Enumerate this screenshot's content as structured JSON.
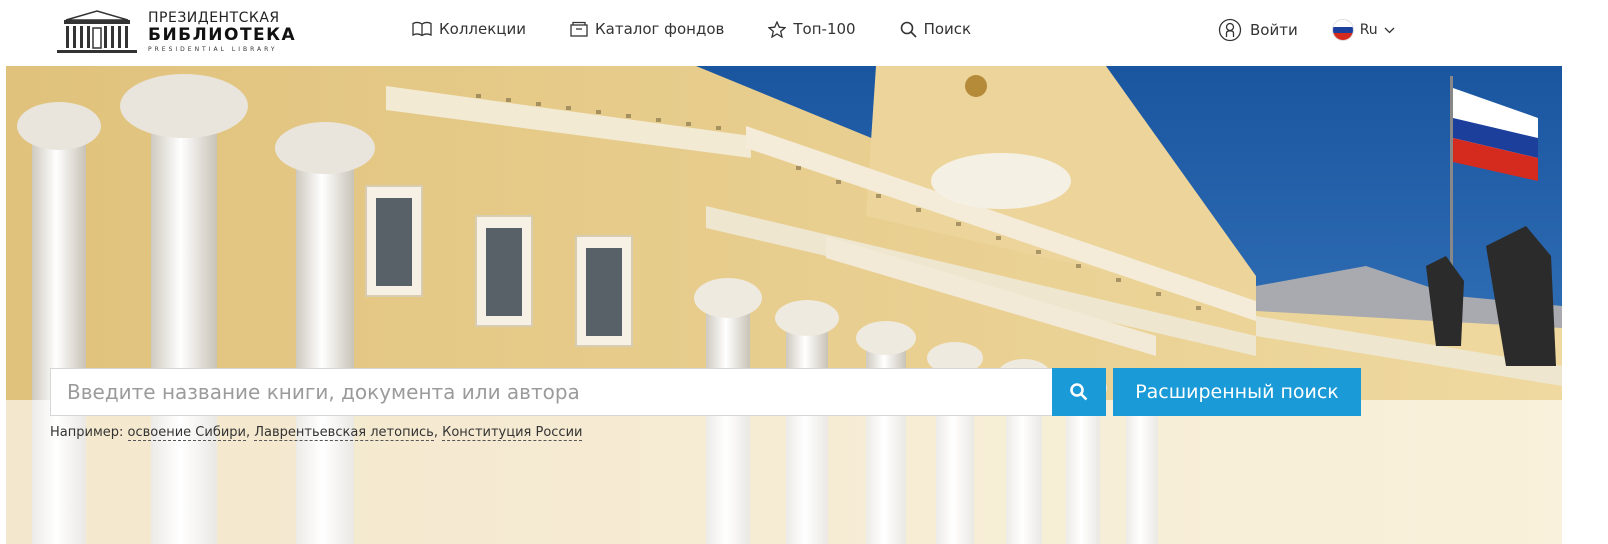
{
  "logo": {
    "line1": "ПРЕЗИДЕНТСКАЯ",
    "line2": "БИБЛИОТЕКА",
    "line3": "PRESIDENTIAL   LIBRARY",
    "icon": "building-logo-icon"
  },
  "nav": {
    "items": [
      {
        "label": "Коллекции",
        "icon": "book-icon"
      },
      {
        "label": "Каталог фондов",
        "icon": "catalog-icon"
      },
      {
        "label": "Топ-100",
        "icon": "star-icon"
      },
      {
        "label": "Поиск",
        "icon": "search-icon"
      }
    ]
  },
  "user": {
    "login_label": "Войти",
    "login_icon": "user-icon",
    "lang_label": "Ru",
    "lang_icon": "chevron-down-icon"
  },
  "search": {
    "placeholder": "Введите название книги, документа или автора",
    "value": "",
    "button_icon": "search-icon",
    "advanced_label": "Расширенный поиск",
    "examples_prefix": "Например: ",
    "examples": [
      "освоение Сибири",
      "Лаврентьевская летопись",
      "Конституция России"
    ],
    "separator": ", "
  },
  "colors": {
    "accent": "#1a9ad6",
    "facade": "#e9d39a",
    "sky": "#1f5fa8"
  }
}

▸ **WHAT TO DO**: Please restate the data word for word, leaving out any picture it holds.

▸ **EXERCISE ANSWER**:
Enumerate this screenshot's content as structured JSON.
{
  "logo": {
    "line1": "ПРЕЗИДЕНТСКАЯ",
    "line2": "БИБЛИОТЕКА",
    "line3": "PRESIDENTIAL   LIBRARY",
    "icon": "building-logo-icon"
  },
  "nav": {
    "items": [
      {
        "label": "Коллекции",
        "icon": "book-icon"
      },
      {
        "label": "Каталог фондов",
        "icon": "catalog-icon"
      },
      {
        "label": "Топ-100",
        "icon": "star-icon"
      },
      {
        "label": "Поиск",
        "icon": "search-icon"
      }
    ]
  },
  "user": {
    "login_label": "Войти",
    "login_icon": "user-icon",
    "lang_label": "Ru",
    "lang_icon": "chevron-down-icon"
  },
  "search": {
    "placeholder": "Введите название книги, документа или автора",
    "value": "",
    "button_icon": "search-icon",
    "advanced_label": "Расширенный поиск",
    "examples_prefix": "Например: ",
    "examples": [
      "освоение Сибири",
      "Лаврентьевская летопись",
      "Конституция России"
    ],
    "separator": ", "
  },
  "colors": {
    "accent": "#1a9ad6",
    "facade": "#e9d39a",
    "sky": "#1f5fa8"
  }
}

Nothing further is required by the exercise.